# Publications

## Near-wall modeling using coordinate frame invariant representations and neural networks
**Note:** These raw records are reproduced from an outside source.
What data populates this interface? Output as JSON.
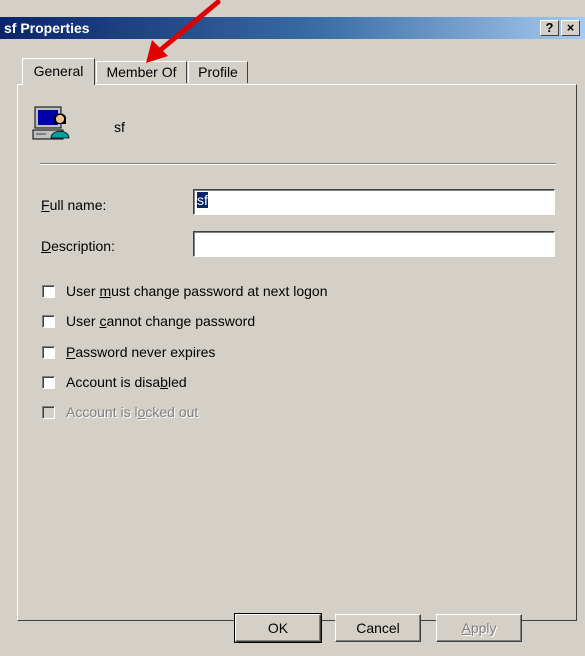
{
  "window": {
    "title": "sf Properties",
    "help_label": "?",
    "close_label": "×",
    "colors": {
      "titlebar_start": "#0a246a",
      "titlebar_end": "#a6caf0",
      "face": "#d4d0c8",
      "annotation_arrow": "#e00000"
    }
  },
  "tabs": [
    {
      "label": "General",
      "selected": true
    },
    {
      "label": "Member Of",
      "selected": false
    },
    {
      "label": "Profile",
      "selected": false
    }
  ],
  "general": {
    "user_icon": "user-computer-icon",
    "user_name": "sf",
    "full_name_label_accel": "F",
    "full_name_label_rest": "ull name:",
    "full_name_value": "sf",
    "description_label_accel": "D",
    "description_label_rest": "escription:",
    "description_value": ""
  },
  "checkboxes": [
    {
      "pre": "User ",
      "accel": "m",
      "post": "ust change password at next logon",
      "checked": false,
      "enabled": true
    },
    {
      "pre": "User ",
      "accel": "c",
      "post": "annot change password",
      "checked": false,
      "enabled": true
    },
    {
      "pre": "",
      "accel": "P",
      "post": "assword never expires",
      "checked": false,
      "enabled": true
    },
    {
      "pre": "Account is disa",
      "accel": "b",
      "post": "led",
      "checked": false,
      "enabled": true
    },
    {
      "pre": "Account is l",
      "accel": "o",
      "post": "cked out",
      "checked": false,
      "enabled": false
    }
  ],
  "buttons": {
    "ok": "OK",
    "cancel": "Cancel",
    "apply_accel": "A",
    "apply_rest": "pply"
  }
}
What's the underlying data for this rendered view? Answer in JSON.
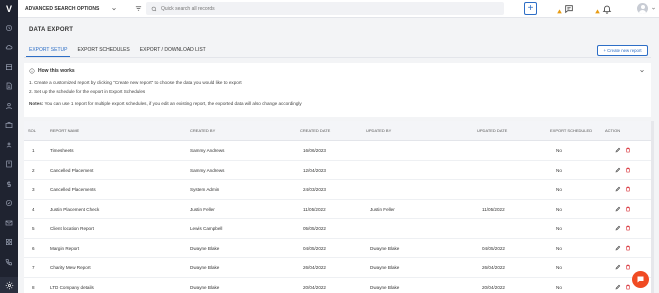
{
  "sidebar": {
    "logo": "V",
    "icons": [
      "history-icon",
      "cloud-icon",
      "calendar-icon",
      "document-icon",
      "user-icon",
      "briefcase-icon",
      "contact-icon",
      "building-icon",
      "dollar-icon",
      "clock-icon",
      "mail-icon",
      "grid-icon",
      "phone-icon",
      "dots-icon"
    ],
    "bottom_icon": "settings-icon"
  },
  "topbar": {
    "advanced_search_label": "ADVANCED SEARCH OPTIONS",
    "search_placeholder": "Quick search all records",
    "add_label": "+"
  },
  "page": {
    "title": "DATA EXPORT",
    "tabs": [
      {
        "label": "EXPORT SETUP",
        "active": true
      },
      {
        "label": "EXPORT SCHEDULES",
        "active": false
      },
      {
        "label": "EXPORT / DOWNLOAD LIST",
        "active": false
      }
    ],
    "create_button": "+ Create new report"
  },
  "how": {
    "title": "How this works",
    "step1": "1. Create a customized report by clicking \"Create new report\" to choose the data you would like to export",
    "step2": "2. Set up the schedule for the export in Export Schedules",
    "notes_label": "Notes:",
    "notes_text": " You can use 1 report for multiple export schedules, if you edit an existing report, the exported data will also change accordingly"
  },
  "table": {
    "headers": {
      "sl": "SOL",
      "report_name": "REPORT NAME",
      "created_by": "CREATED BY",
      "created_date": "CREATED DATE",
      "updated_by": "UPDATED BY",
      "updated_date": "UPDATED DATE",
      "export_scheduled": "EXPORT SCHEDULED",
      "action": "ACTION"
    },
    "rows": [
      {
        "sl": "1",
        "name": "Timesheets",
        "created_by": "Sammy Andrews",
        "created_date": "16/06/2023",
        "updated_by": "",
        "updated_date": "",
        "scheduled": "No"
      },
      {
        "sl": "2",
        "name": "Cancelled Placement",
        "created_by": "Sammy Andrews",
        "created_date": "12/04/2023",
        "updated_by": "",
        "updated_date": "",
        "scheduled": "No"
      },
      {
        "sl": "3",
        "name": "Cancelled Placements",
        "created_by": "System Admin",
        "created_date": "24/03/2023",
        "updated_by": "",
        "updated_date": "",
        "scheduled": "No"
      },
      {
        "sl": "4",
        "name": "Justin Placement Check",
        "created_by": "Justin Feller",
        "created_date": "11/05/2022",
        "updated_by": "Justin Feller",
        "updated_date": "11/05/2022",
        "scheduled": "No"
      },
      {
        "sl": "5",
        "name": "Client location Report",
        "created_by": "Lewis Campbell",
        "created_date": "05/05/2022",
        "updated_by": "",
        "updated_date": "",
        "scheduled": "No"
      },
      {
        "sl": "6",
        "name": "Margin Report",
        "created_by": "Dwayne Blake",
        "created_date": "04/05/2022",
        "updated_by": "Dwayne Blake",
        "updated_date": "04/05/2022",
        "scheduled": "No"
      },
      {
        "sl": "7",
        "name": "Charity Mew Report",
        "created_by": "Dwayne Blake",
        "created_date": "26/04/2022",
        "updated_by": "Dwayne Blake",
        "updated_date": "26/04/2022",
        "scheduled": "No"
      },
      {
        "sl": "8",
        "name": "LTD Company details",
        "created_by": "Dwayne Blake",
        "created_date": "20/04/2022",
        "updated_by": "Dwayne Blake",
        "updated_date": "20/04/2022",
        "scheduled": "No"
      }
    ]
  },
  "colors": {
    "accent": "#2d6ec6",
    "sidebar": "#1f2330",
    "delete": "#d9343b",
    "warning": "#e89b12",
    "chat": "#f04b23"
  }
}
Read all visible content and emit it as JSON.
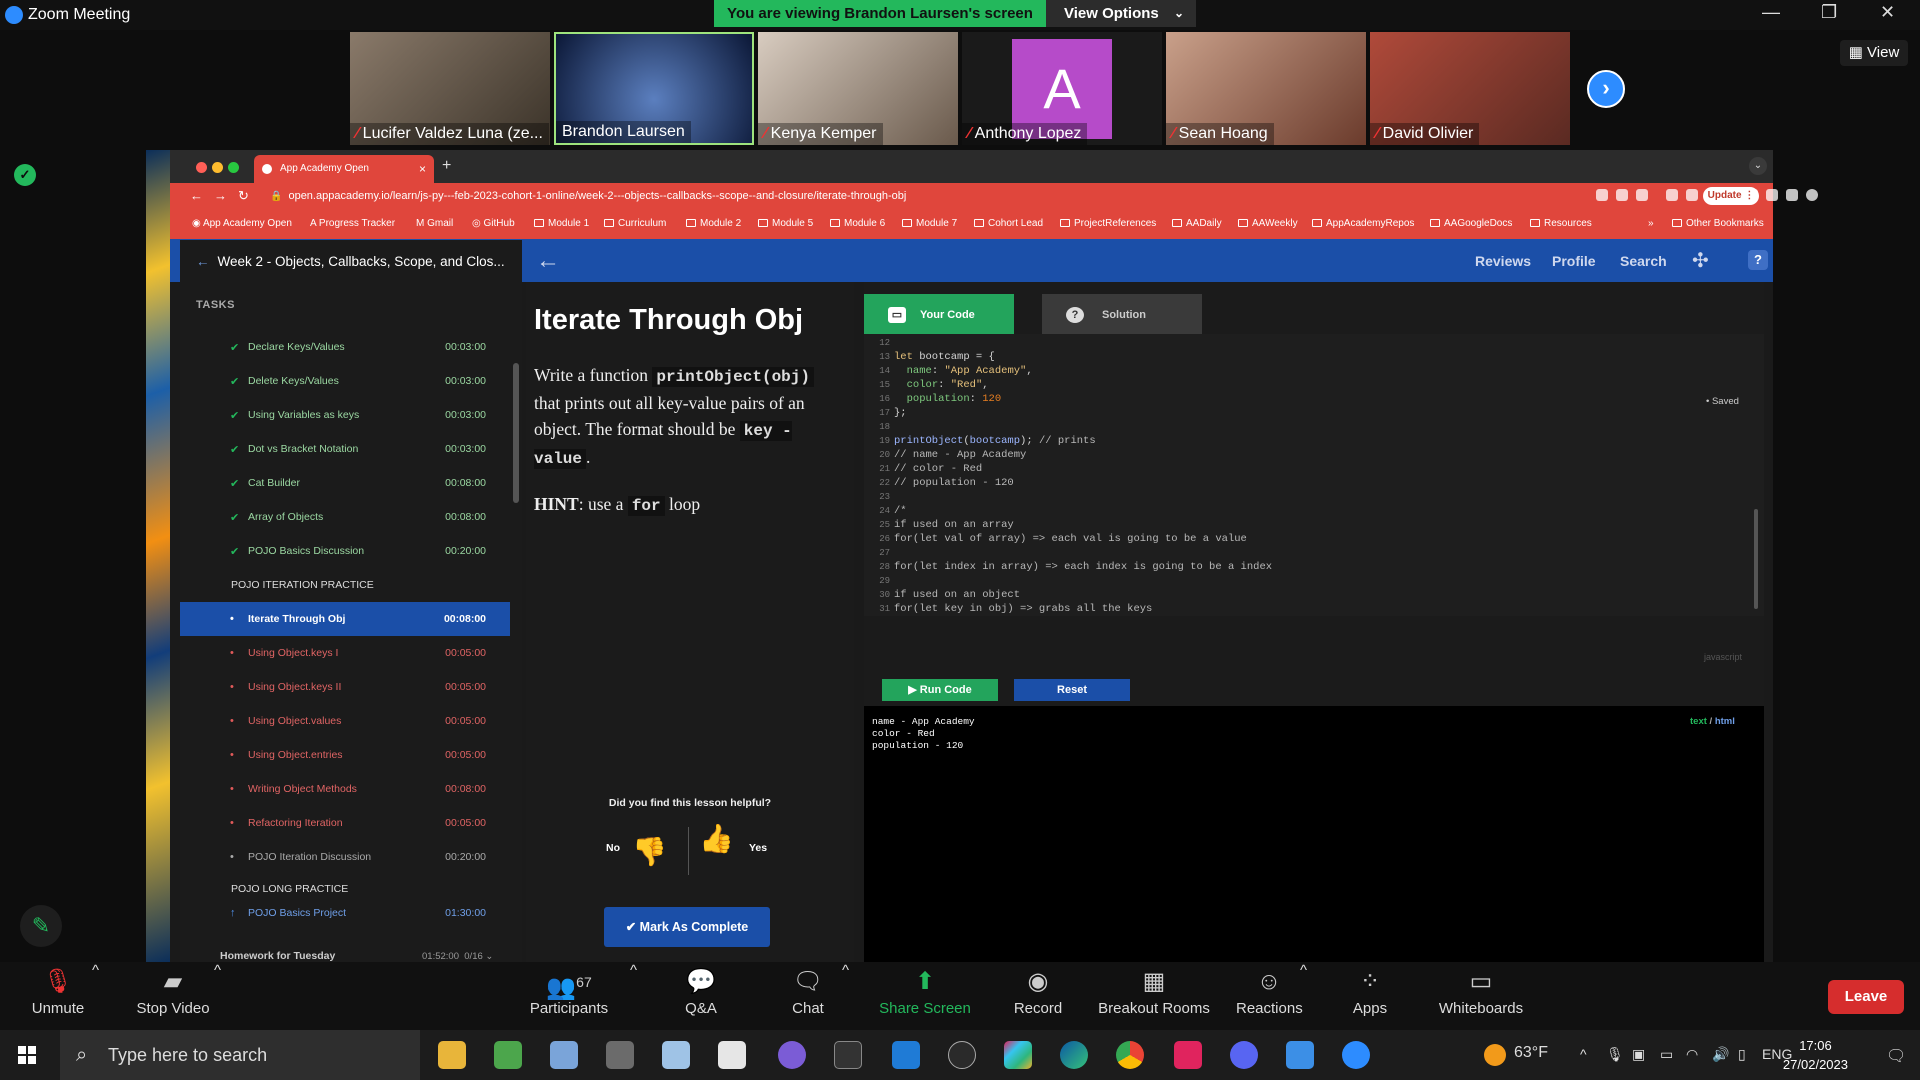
{
  "zoom": {
    "title": "Zoom Meeting",
    "viewing_banner": "You are viewing Brandon Laursen's screen",
    "view_options": "View Options",
    "view_button": "View",
    "participants": [
      {
        "name": "Lucifer Valdez Luna (ze...",
        "muted": true
      },
      {
        "name": "Brandon Laursen",
        "muted": false
      },
      {
        "name": "Kenya Kemper",
        "muted": true
      },
      {
        "name": "Anthony Lopez",
        "muted": true,
        "avatar_letter": "A"
      },
      {
        "name": "Sean Hoang",
        "muted": true
      },
      {
        "name": "David Olivier",
        "muted": true
      }
    ],
    "toolbar": {
      "unmute": "Unmute",
      "stop_video": "Stop Video",
      "participants": "Participants",
      "participants_count": "67",
      "qa": "Q&A",
      "chat": "Chat",
      "share_screen": "Share Screen",
      "record": "Record",
      "breakout_rooms": "Breakout Rooms",
      "reactions": "Reactions",
      "apps": "Apps",
      "whiteboards": "Whiteboards",
      "leave": "Leave"
    }
  },
  "browser": {
    "tab_title": "App Academy Open",
    "url": "open.appacademy.io/learn/js-py---feb-2023-cohort-1-online/week-2---objects--callbacks--scope--and-closure/iterate-through-obj",
    "update_label": "Update",
    "bookmarks": [
      "App Academy Open",
      "Progress Tracker",
      "Gmail",
      "GitHub",
      "Module 1",
      "Curriculum",
      "Module 2",
      "Module 5",
      "Module 6",
      "Module 7",
      "Cohort Lead",
      "ProjectReferences",
      "AADaily",
      "AAWeekly",
      "AppAcademyRepos",
      "AAGoogleDocs",
      "Resources"
    ],
    "other_bookmarks": "Other Bookmarks"
  },
  "app": {
    "header_links": {
      "reviews": "Reviews",
      "profile": "Profile",
      "search": "Search"
    },
    "week_title": "Week 2 - Objects, Callbacks, Scope, and Clos...",
    "tasks_heading": "TASKS",
    "tasks_top": [
      {
        "label": "Declare Keys/Values",
        "time": "00:03:00"
      },
      {
        "label": "Delete Keys/Values",
        "time": "00:03:00"
      },
      {
        "label": "Using Variables as keys",
        "time": "00:03:00"
      },
      {
        "label": "Dot vs Bracket Notation",
        "time": "00:03:00"
      },
      {
        "label": "Cat Builder",
        "time": "00:08:00"
      },
      {
        "label": "Array of Objects",
        "time": "00:08:00"
      },
      {
        "label": "POJO Basics Discussion",
        "time": "00:20:00"
      }
    ],
    "section_iteration": "POJO ITERATION PRACTICE",
    "tasks_iteration": [
      {
        "label": "Iterate Through Obj",
        "time": "00:08:00",
        "state": "active"
      },
      {
        "label": "Using Object.keys I",
        "time": "00:05:00",
        "state": "red"
      },
      {
        "label": "Using Object.keys II",
        "time": "00:05:00",
        "state": "red"
      },
      {
        "label": "Using Object.values",
        "time": "00:05:00",
        "state": "red"
      },
      {
        "label": "Using Object.entries",
        "time": "00:05:00",
        "state": "red"
      },
      {
        "label": "Writing Object Methods",
        "time": "00:08:00",
        "state": "red"
      },
      {
        "label": "Refactoring Iteration",
        "time": "00:05:00",
        "state": "red"
      },
      {
        "label": "POJO Iteration Discussion",
        "time": "00:20:00",
        "state": "gray"
      }
    ],
    "section_long": "POJO LONG PRACTICE",
    "tasks_long": [
      {
        "label": "POJO Basics Project",
        "time": "01:30:00",
        "state": "blue"
      }
    ],
    "homework": {
      "label": "Homework for Tuesday",
      "time": "01:52:00",
      "count": "0/16"
    },
    "lesson": {
      "title": "Iterate Through Obj",
      "p1_a": "Write a function",
      "p1_code": "printObject(obj)",
      "p1_b": "that prints out all key-value pairs of an object. The format should be",
      "p1_code2": "key - value",
      "p1_c": ".",
      "hint_label": "HINT",
      "hint_a": ": use a",
      "hint_code": "for",
      "hint_b": "loop",
      "helpful_q": "Did you find this lesson helpful?",
      "no": "No",
      "yes": "Yes",
      "mark_complete": "✔ Mark As Complete"
    },
    "editor": {
      "tab_your_code": "Your Code",
      "tab_solution": "Solution",
      "saved": "• Saved",
      "language": "javascript",
      "run": "▶ Run Code",
      "reset": "Reset",
      "output_mode_a": "text",
      "output_mode_sep": " / ",
      "output_mode_b": "html",
      "line_start": 12,
      "output": [
        "name - App Academy",
        "color - Red",
        "population - 120"
      ]
    }
  },
  "taskbar": {
    "search_placeholder": "Type here to search",
    "weather": "63°F",
    "language": "ENG",
    "time": "17:06",
    "date": "27/02/2023"
  },
  "colors": {
    "zoom_green": "#23b85c",
    "zoom_blue": "#2d8cff",
    "aa_red": "#e0463c",
    "aa_blue": "#1b4fa8",
    "leave_red": "#d62d2d"
  }
}
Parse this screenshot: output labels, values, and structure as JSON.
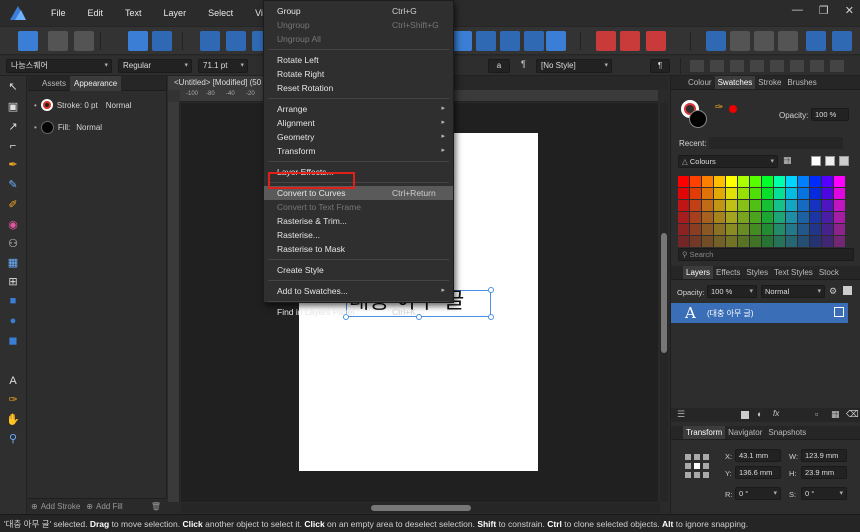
{
  "menubar": {
    "items": [
      "File",
      "Edit",
      "Text",
      "Layer",
      "Select",
      "View",
      "W"
    ]
  },
  "context_bar": {
    "font_family": "나눔스퀘어",
    "font_style": "Regular",
    "font_size": "71.1 pt",
    "style_name": "[No Style]",
    "a_glyph": "a",
    "pilcrow": "¶"
  },
  "left_panel": {
    "tabs": [
      "Assets",
      "Appearance"
    ],
    "active_tab": "Appearance",
    "stroke_label": "Stroke: 0 pt",
    "stroke_mode": "Normal",
    "fill_label": "Fill:",
    "fill_mode": "Normal",
    "add_stroke": "Add Stroke",
    "add_fill": "Add Fill"
  },
  "document": {
    "tab_title": "<Untitled> [Modified] (50",
    "text_content": "대충 아무 글",
    "ruler_labels": [
      "-100",
      "-80",
      "-40",
      "-20"
    ]
  },
  "edit_menu": {
    "items": [
      {
        "label": "Group",
        "shortcut": "Ctrl+G",
        "disabled": false
      },
      {
        "label": "Ungroup",
        "shortcut": "Ctrl+Shift+G",
        "disabled": true
      },
      {
        "label": "Ungroup All",
        "shortcut": "",
        "disabled": true
      },
      {
        "sep": true
      },
      {
        "label": "Rotate Left",
        "shortcut": "",
        "disabled": false
      },
      {
        "label": "Rotate Right",
        "shortcut": "",
        "disabled": false
      },
      {
        "label": "Reset Rotation",
        "shortcut": "",
        "disabled": false
      },
      {
        "sep": true
      },
      {
        "label": "Arrange",
        "shortcut": "",
        "submenu": true
      },
      {
        "label": "Alignment",
        "shortcut": "",
        "submenu": true
      },
      {
        "label": "Geometry",
        "shortcut": "",
        "submenu": true
      },
      {
        "label": "Transform",
        "shortcut": "",
        "submenu": true
      },
      {
        "sep": true
      },
      {
        "label": "Layer Effects...",
        "shortcut": ""
      },
      {
        "sep": true
      },
      {
        "label": "Convert to Curves",
        "shortcut": "Ctrl+Return",
        "highlighted": true
      },
      {
        "label": "Convert to Text Frame",
        "shortcut": "",
        "disabled": true
      },
      {
        "label": "Rasterise & Trim...",
        "shortcut": ""
      },
      {
        "label": "Rasterise...",
        "shortcut": ""
      },
      {
        "label": "Rasterise to Mask",
        "shortcut": ""
      },
      {
        "sep": true
      },
      {
        "label": "Create Style",
        "shortcut": ""
      },
      {
        "sep": true
      },
      {
        "label": "Add to Swatches...",
        "shortcut": "",
        "submenu": true
      },
      {
        "sep": true
      },
      {
        "label": "Find in Layers Panel",
        "shortcut": "Ctrl+K"
      }
    ]
  },
  "right_top": {
    "tabs": [
      "Colour",
      "Swatches",
      "Stroke",
      "Brushes"
    ],
    "active_tab": "Swatches",
    "opacity_label": "Opacity:",
    "opacity_value": "100 %",
    "recent_label": "Recent:",
    "palette_name": "Colours",
    "search_placeholder": "Search"
  },
  "layers": {
    "tabs": [
      "Layers",
      "Effects",
      "Styles",
      "Text Styles",
      "Stock"
    ],
    "active_tab": "Layers",
    "opacity_label": "Opacity:",
    "opacity_value": "100 %",
    "blend_mode": "Normal",
    "layer_name": "(대충 아무 글)",
    "layer_glyph": "A"
  },
  "transform": {
    "tabs": [
      "Transform",
      "Navigator",
      "Snapshots"
    ],
    "active_tab": "Transform",
    "x_label": "X:",
    "x_value": "43.1 mm",
    "y_label": "Y:",
    "y_value": "136.6 mm",
    "w_label": "W:",
    "w_value": "123.9 mm",
    "h_label": "H:",
    "h_value": "23.9 mm",
    "r_label": "R:",
    "r_value": "0 °",
    "s_label": "S:",
    "s_value": "0 °"
  },
  "status": {
    "selected_name": "'대충 아무 글'",
    "t1": " selected. ",
    "b1": "Drag",
    "t2": " to move selection. ",
    "b2": "Click",
    "t3": " another object to select it. ",
    "b3": "Click",
    "t4": " on an empty area to deselect selection. ",
    "b4": "Shift",
    "t5": " to constrain. ",
    "b5": "Ctrl",
    "t6": " to clone selected objects. ",
    "b6": "Alt",
    "t7": " to ignore snapping."
  },
  "colors": {
    "accent": "#3a7fd5",
    "highlight_box": "#e0211b",
    "layer_selected": "#3a6fb8"
  }
}
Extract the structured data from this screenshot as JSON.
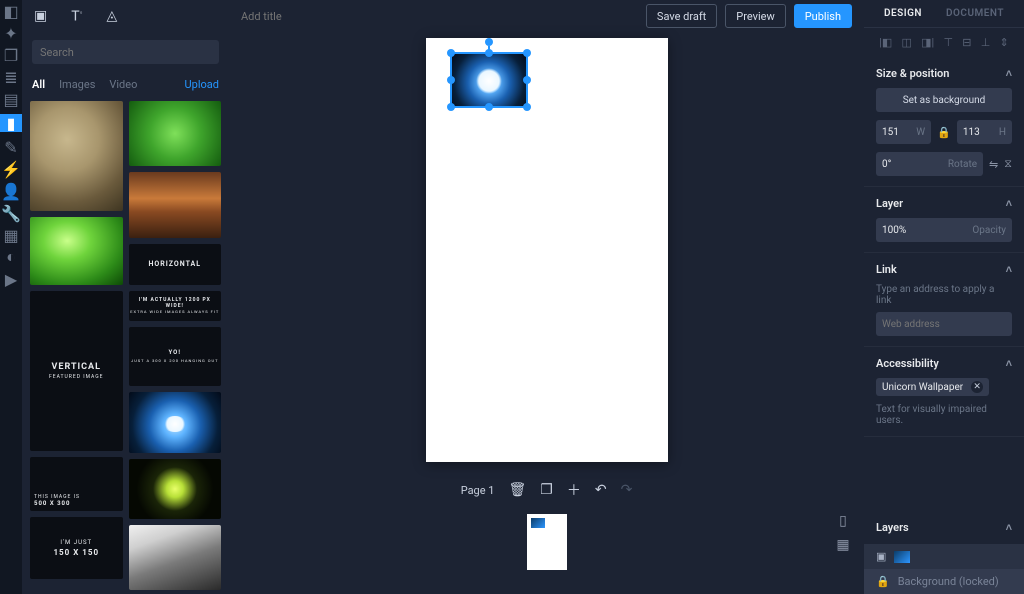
{
  "top": {
    "title_placeholder": "Add title",
    "save_draft": "Save draft",
    "preview": "Preview",
    "publish": "Publish"
  },
  "search": {
    "placeholder": "Search"
  },
  "media_tabs": {
    "all": "All",
    "images": "Images",
    "video": "Video",
    "upload": "Upload"
  },
  "thumbs": {
    "horizontal": "HORIZONTAL",
    "vertical_title": "VERTICAL",
    "vertical_sub": "FEATURED IMAGE",
    "wide_t": "I'M ACTUALLY 1200 PX WIDE!",
    "wide_s": "EXTRA WIDE IMAGES ALWAYS FIT",
    "yo_t": "YO!",
    "yo_s": "JUST A 300 X 200 HANGING OUT",
    "small_t": "THIS IMAGE IS",
    "small_s": "500 X 300",
    "sq_t": "I'M JUST",
    "sq_s": "150 X 150"
  },
  "page_controls": {
    "label": "Page 1"
  },
  "right_tabs": {
    "design": "DESIGN",
    "document": "DOCUMENT"
  },
  "size_pos": {
    "title": "Size & position",
    "set_bg": "Set as background",
    "w": "151",
    "wl": "W",
    "h": "113",
    "hl": "H",
    "rot": "0°",
    "rot_lbl": "Rotate"
  },
  "layer": {
    "title": "Layer",
    "opacity_val": "100%",
    "opacity_lbl": "Opacity"
  },
  "link": {
    "title": "Link",
    "hint": "Type an address to apply a link",
    "placeholder": "Web address"
  },
  "a11y": {
    "title": "Accessibility",
    "tag": "Unicorn Wallpaper",
    "hint": "Text for visually impaired users."
  },
  "layers": {
    "title": "Layers",
    "bg": "Background (locked)"
  }
}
Near-wall turbulence models in Large-Eddy Simulation (LES) typically approximate near-wall behavior using a solution to the mean flow equations. This approach inevitably leads to errors when the modeled flow does not satisfy the assumptions surrounding the use of a mean flow approximation for an unsteady boundary condition. Herein, modern machine learning (ML) techniques are utilized to implement a coordinate frame invariant model of the wall shear stress that is derived specifically for complex flows for which mean near-wall models are known to fail. The model operates on a set of scalar and vector invariants based on data taken from the first LES grid point off the wall. Neural networks were trained and validated on spatially filtered direct numerical simulation (DNS) data. The trained networks were then tested on data to which they were never previously exposed and comparisons of the accuracy of the networksâ€™ predictions of wall-shear stress were made to both a standard mean wall model approach and to the true stress values taken from the DNS data. The ML approach showed considerable improvement in both the accuracy of individual shear stress predictions as well as produced a more accurate distribution of wall shear stress values than did the standard mean wall model. This result held both in regions where the standard mean approach typically performs satisfactorily as well as in regions where it is known to fail, and also in cases where the networks were trained and tested on data taken from the same flow type/region as well as when trained and tested on data from different respective flow topologies.